→ **TASK DIRECTIONS**:
Scan the entries below and extract each line with the word "JSON" in it.

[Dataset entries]
○ ○ ○ ○ ○
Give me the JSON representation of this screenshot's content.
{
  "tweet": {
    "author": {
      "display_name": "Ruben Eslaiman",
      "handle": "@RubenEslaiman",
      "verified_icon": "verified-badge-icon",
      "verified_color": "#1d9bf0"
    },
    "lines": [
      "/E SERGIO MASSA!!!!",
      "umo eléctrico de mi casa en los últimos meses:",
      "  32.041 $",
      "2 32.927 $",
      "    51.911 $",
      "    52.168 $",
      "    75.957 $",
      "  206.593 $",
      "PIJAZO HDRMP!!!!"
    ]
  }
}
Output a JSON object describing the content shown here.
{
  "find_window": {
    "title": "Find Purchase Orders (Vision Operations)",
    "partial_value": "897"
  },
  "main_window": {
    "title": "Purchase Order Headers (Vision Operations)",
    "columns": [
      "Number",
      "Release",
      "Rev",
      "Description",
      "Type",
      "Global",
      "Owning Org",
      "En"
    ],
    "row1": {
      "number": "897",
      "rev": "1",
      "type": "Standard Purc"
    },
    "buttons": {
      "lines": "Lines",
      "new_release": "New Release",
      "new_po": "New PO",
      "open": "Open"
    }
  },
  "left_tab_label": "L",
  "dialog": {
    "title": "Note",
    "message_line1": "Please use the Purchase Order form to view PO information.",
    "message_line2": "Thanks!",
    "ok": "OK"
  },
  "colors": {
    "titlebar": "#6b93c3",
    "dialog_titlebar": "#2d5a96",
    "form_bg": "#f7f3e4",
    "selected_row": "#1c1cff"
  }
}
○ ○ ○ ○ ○
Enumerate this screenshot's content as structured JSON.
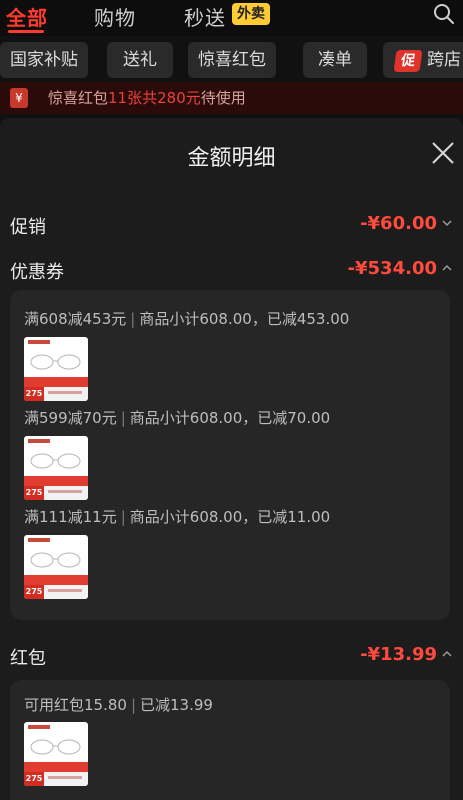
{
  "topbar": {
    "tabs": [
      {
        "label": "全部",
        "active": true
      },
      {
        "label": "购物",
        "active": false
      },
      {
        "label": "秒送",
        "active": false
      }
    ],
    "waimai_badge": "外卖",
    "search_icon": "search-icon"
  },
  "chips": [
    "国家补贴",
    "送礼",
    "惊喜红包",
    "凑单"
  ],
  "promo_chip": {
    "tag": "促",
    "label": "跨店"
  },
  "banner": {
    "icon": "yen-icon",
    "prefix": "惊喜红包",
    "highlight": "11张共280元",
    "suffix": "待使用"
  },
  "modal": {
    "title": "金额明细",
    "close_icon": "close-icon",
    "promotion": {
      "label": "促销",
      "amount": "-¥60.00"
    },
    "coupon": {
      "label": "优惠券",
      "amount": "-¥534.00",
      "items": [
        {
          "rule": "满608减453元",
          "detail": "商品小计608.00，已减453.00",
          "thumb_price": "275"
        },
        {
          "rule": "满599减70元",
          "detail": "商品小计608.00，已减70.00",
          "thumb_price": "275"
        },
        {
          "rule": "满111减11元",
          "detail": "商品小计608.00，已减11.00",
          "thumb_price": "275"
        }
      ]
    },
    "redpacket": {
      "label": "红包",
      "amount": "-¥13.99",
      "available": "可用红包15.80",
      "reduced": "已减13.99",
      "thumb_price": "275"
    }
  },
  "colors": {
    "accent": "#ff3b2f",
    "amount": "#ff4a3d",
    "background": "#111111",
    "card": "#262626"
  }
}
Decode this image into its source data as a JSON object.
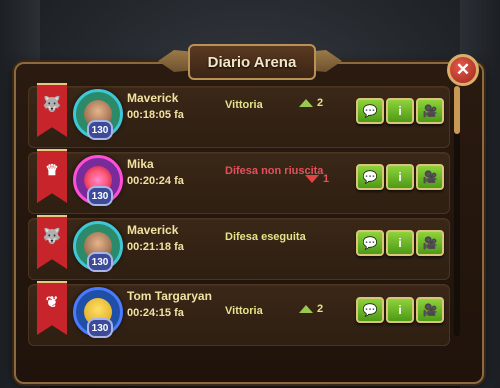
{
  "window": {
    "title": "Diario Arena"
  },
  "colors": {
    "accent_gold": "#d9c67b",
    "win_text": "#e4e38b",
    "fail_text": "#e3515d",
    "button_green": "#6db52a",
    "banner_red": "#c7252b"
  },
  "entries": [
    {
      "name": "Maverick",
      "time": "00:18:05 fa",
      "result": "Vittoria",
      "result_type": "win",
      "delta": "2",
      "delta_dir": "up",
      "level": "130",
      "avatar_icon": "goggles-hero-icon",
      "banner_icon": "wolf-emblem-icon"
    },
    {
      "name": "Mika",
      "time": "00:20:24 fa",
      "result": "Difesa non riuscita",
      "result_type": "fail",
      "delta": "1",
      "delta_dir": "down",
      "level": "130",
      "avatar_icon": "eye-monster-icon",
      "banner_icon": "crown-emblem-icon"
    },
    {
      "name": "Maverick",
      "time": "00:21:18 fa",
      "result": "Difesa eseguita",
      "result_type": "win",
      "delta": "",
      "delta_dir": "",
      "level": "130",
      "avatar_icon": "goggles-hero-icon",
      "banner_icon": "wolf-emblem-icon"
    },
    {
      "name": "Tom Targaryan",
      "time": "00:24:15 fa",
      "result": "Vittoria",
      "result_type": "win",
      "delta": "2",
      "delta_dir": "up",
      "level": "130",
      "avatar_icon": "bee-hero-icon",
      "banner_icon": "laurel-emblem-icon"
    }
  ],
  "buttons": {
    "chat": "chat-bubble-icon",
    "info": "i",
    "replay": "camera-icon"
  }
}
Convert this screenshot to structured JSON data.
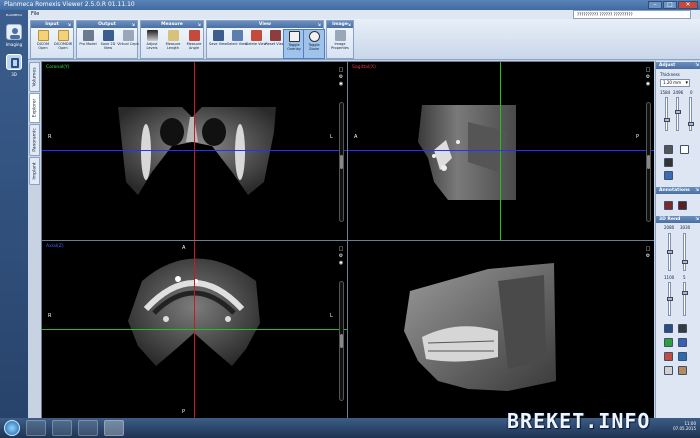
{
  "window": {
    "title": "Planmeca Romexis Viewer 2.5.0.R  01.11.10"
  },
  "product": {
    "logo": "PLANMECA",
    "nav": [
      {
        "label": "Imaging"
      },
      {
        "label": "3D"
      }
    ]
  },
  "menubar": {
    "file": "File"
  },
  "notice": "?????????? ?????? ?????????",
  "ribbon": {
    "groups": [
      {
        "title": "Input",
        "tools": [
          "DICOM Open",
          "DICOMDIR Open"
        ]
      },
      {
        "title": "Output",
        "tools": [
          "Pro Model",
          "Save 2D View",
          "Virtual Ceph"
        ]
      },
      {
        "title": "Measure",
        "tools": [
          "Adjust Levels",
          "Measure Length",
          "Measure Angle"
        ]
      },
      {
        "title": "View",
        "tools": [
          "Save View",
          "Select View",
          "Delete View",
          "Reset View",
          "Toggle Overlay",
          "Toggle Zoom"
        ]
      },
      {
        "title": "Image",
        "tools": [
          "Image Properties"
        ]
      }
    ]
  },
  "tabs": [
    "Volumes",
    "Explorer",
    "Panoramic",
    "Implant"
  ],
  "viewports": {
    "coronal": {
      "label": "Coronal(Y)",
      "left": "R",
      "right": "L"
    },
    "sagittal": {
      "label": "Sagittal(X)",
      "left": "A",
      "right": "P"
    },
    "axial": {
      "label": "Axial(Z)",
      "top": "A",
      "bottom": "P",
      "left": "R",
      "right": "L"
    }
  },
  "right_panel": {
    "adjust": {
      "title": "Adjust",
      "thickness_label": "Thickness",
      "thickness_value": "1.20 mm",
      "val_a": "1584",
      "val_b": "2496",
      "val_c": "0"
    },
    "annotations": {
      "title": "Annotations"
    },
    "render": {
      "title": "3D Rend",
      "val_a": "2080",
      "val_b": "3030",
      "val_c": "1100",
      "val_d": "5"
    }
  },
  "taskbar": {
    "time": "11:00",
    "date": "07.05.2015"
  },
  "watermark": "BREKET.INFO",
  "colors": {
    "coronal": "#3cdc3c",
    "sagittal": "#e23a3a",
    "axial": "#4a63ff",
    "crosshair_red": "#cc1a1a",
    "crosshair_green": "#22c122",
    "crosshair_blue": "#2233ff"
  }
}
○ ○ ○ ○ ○
→ **TASK SOLUTION**:
Give me the JSON representation of this screenshot's content.
Output a JSON object describing the content shown here.
Enumerate this screenshot's content as structured JSON.
Decode this image into its source data as a JSON object.
Convert this screenshot to structured JSON data.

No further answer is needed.